### Task objective
Images embedded in the records are excluded; print everything else exactly as given.
○ ○ ○ ○ ○
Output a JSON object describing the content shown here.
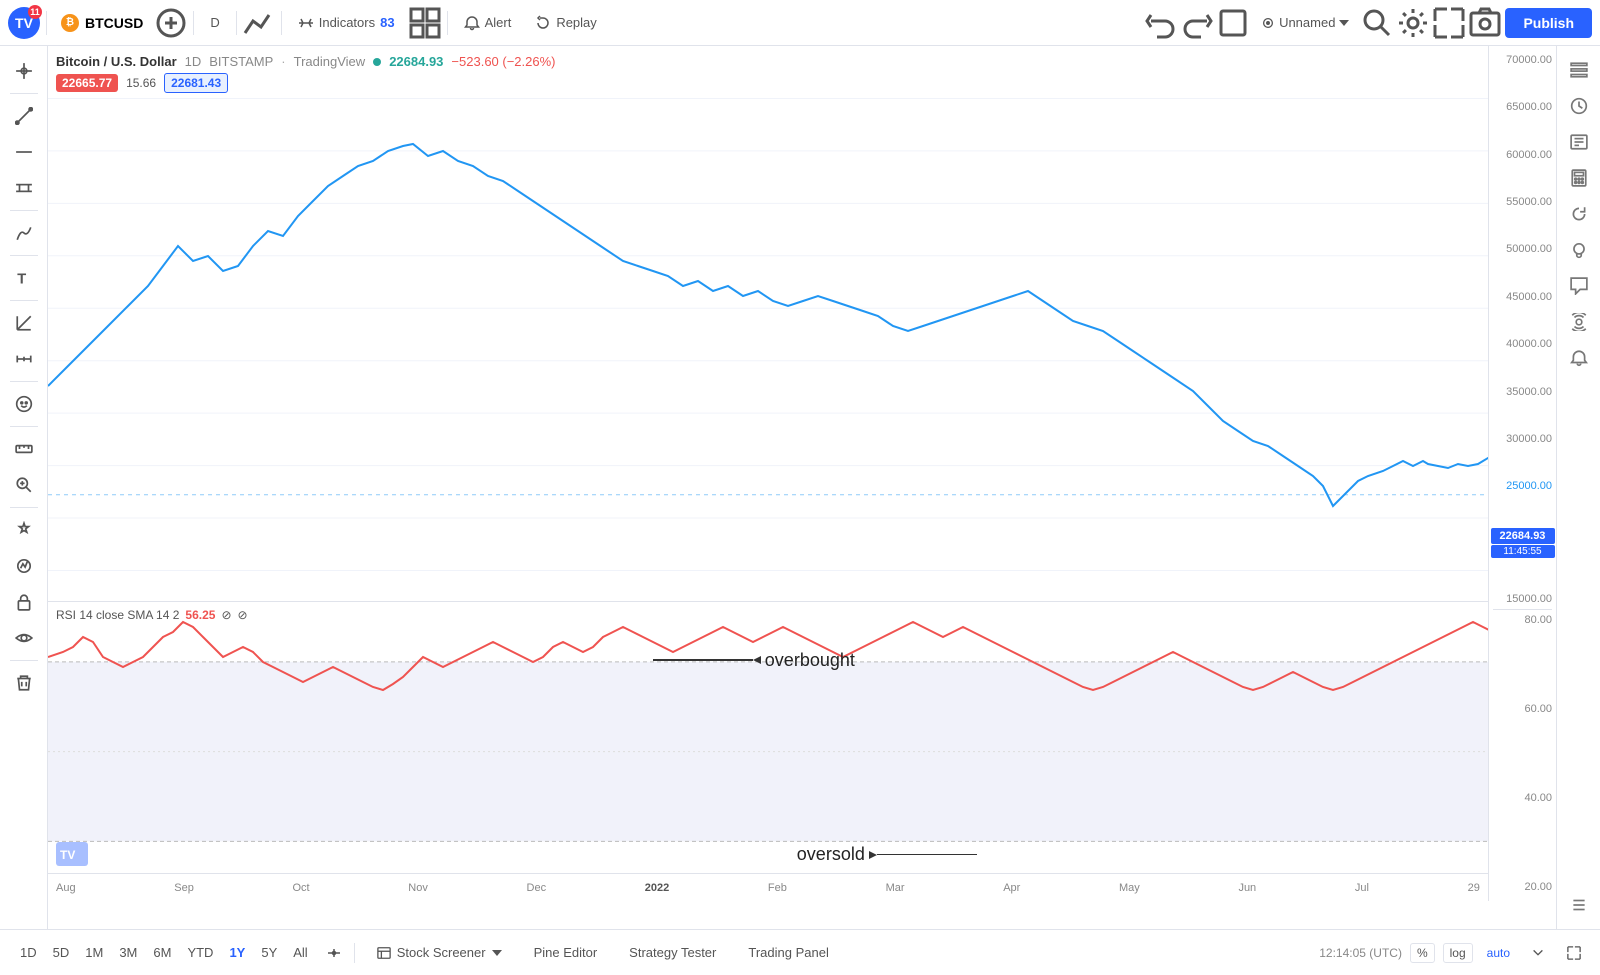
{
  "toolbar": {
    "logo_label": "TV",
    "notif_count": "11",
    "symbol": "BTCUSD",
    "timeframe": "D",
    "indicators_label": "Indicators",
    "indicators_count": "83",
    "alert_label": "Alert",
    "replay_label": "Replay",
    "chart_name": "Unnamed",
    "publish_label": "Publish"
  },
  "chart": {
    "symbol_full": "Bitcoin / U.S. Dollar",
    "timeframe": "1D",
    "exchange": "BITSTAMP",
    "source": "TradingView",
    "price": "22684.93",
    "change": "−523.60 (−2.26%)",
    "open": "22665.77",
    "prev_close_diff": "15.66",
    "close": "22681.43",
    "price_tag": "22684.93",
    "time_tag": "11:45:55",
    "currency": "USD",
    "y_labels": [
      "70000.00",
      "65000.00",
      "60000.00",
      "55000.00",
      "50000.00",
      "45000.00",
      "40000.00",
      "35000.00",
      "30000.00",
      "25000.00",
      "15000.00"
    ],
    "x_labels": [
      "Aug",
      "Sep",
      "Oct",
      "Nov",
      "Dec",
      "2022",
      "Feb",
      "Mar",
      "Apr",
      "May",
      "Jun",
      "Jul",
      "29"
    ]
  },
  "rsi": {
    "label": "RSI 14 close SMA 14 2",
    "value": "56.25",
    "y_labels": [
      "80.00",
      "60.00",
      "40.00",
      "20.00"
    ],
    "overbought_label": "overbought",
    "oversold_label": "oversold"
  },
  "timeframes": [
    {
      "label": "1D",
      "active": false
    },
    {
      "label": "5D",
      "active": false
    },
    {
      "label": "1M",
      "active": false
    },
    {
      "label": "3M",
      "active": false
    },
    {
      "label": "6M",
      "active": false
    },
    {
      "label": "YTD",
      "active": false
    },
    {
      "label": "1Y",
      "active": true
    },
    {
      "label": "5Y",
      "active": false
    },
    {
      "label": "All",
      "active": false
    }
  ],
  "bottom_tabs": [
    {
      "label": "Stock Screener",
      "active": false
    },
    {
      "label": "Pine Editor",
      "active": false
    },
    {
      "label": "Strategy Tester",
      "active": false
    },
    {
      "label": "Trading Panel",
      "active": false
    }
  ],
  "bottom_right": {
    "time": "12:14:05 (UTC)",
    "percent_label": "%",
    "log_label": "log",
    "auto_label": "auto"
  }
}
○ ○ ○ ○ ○
### Solution
Output a JSON object describing the content shown here.
{
  "toolbar": {
    "logo_label": "TV",
    "notif_count": "11",
    "symbol": "BTCUSD",
    "timeframe": "D",
    "indicators_label": "Indicators",
    "indicators_count": "83",
    "alert_label": "Alert",
    "replay_label": "Replay",
    "chart_name": "Unnamed",
    "publish_label": "Publish"
  },
  "chart": {
    "symbol_full": "Bitcoin / U.S. Dollar",
    "timeframe": "1D",
    "exchange": "BITSTAMP",
    "source": "TradingView",
    "price": "22684.93",
    "change": "−523.60 (−2.26%)",
    "open": "22665.77",
    "prev_close_diff": "15.66",
    "close": "22681.43",
    "price_tag": "22684.93",
    "time_tag": "11:45:55",
    "currency": "USD",
    "y_labels": [
      "70000.00",
      "65000.00",
      "60000.00",
      "55000.00",
      "50000.00",
      "45000.00",
      "40000.00",
      "35000.00",
      "30000.00",
      "25000.00",
      "15000.00"
    ],
    "x_labels": [
      "Aug",
      "Sep",
      "Oct",
      "Nov",
      "Dec",
      "2022",
      "Feb",
      "Mar",
      "Apr",
      "May",
      "Jun",
      "Jul",
      "29"
    ]
  },
  "rsi": {
    "label": "RSI 14 close SMA 14 2",
    "value": "56.25",
    "y_labels": [
      "80.00",
      "60.00",
      "40.00",
      "20.00"
    ],
    "overbought_label": "overbought",
    "oversold_label": "oversold"
  },
  "timeframes": [
    {
      "label": "1D",
      "active": false
    },
    {
      "label": "5D",
      "active": false
    },
    {
      "label": "1M",
      "active": false
    },
    {
      "label": "3M",
      "active": false
    },
    {
      "label": "6M",
      "active": false
    },
    {
      "label": "YTD",
      "active": false
    },
    {
      "label": "1Y",
      "active": true
    },
    {
      "label": "5Y",
      "active": false
    },
    {
      "label": "All",
      "active": false
    }
  ],
  "bottom_tabs": [
    {
      "label": "Stock Screener",
      "active": false
    },
    {
      "label": "Pine Editor",
      "active": false
    },
    {
      "label": "Strategy Tester",
      "active": false
    },
    {
      "label": "Trading Panel",
      "active": false
    }
  ],
  "bottom_right": {
    "time": "12:14:05 (UTC)",
    "percent_label": "%",
    "log_label": "log",
    "auto_label": "auto"
  }
}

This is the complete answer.